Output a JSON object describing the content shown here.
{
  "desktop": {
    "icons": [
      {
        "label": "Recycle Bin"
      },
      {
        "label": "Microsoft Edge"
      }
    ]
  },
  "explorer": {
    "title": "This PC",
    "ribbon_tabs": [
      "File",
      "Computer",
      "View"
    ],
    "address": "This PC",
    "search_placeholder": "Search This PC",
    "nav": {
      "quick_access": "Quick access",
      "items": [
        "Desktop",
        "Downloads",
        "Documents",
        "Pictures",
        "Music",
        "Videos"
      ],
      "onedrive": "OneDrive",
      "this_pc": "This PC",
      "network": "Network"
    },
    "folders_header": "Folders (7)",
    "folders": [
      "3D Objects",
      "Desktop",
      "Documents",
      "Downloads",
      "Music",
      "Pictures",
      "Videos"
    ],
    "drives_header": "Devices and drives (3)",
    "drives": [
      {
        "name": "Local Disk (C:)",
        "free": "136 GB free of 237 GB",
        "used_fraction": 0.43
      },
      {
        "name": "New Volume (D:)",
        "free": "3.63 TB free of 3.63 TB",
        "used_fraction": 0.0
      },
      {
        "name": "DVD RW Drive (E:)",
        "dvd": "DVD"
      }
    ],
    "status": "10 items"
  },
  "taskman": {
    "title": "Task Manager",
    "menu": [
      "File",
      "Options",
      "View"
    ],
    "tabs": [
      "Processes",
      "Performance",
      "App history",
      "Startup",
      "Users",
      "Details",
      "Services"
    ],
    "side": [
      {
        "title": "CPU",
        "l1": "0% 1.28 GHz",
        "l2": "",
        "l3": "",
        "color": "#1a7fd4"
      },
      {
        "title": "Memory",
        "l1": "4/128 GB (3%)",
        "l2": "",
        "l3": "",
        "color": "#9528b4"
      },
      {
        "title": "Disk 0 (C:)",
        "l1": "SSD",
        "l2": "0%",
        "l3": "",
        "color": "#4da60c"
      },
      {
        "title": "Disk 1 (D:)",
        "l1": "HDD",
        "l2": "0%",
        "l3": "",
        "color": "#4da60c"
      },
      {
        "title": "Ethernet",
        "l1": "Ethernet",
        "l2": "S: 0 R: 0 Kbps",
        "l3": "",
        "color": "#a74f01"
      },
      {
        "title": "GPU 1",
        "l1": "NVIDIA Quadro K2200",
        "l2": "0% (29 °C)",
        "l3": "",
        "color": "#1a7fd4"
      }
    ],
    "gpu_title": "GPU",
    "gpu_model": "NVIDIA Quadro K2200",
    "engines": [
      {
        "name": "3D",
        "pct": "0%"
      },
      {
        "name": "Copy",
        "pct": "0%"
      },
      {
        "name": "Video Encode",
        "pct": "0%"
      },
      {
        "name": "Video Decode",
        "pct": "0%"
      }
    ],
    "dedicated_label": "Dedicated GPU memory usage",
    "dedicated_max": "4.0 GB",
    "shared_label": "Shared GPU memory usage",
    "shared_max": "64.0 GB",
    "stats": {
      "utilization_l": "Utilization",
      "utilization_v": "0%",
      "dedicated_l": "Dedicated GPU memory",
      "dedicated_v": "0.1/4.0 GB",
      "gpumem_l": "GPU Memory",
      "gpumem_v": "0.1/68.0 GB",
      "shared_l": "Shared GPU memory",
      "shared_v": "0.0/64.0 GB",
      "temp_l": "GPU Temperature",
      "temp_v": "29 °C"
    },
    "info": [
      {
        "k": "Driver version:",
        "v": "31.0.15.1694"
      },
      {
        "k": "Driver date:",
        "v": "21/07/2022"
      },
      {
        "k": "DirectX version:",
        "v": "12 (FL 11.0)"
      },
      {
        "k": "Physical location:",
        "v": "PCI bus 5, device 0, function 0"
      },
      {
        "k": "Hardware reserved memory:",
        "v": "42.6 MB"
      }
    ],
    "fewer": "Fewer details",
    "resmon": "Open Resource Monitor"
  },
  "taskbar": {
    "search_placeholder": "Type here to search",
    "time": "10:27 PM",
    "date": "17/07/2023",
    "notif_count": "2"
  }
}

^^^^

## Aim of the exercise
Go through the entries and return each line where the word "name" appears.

## Answer box
        "name": "Local Disk (C:)",
        "name": "New Volume (D:)",
        "name": "DVD RW Drive (E:)",
        "name": "3D",
        "name": "Copy",
        "name": "Video Encode",
        "name": "Video Decode",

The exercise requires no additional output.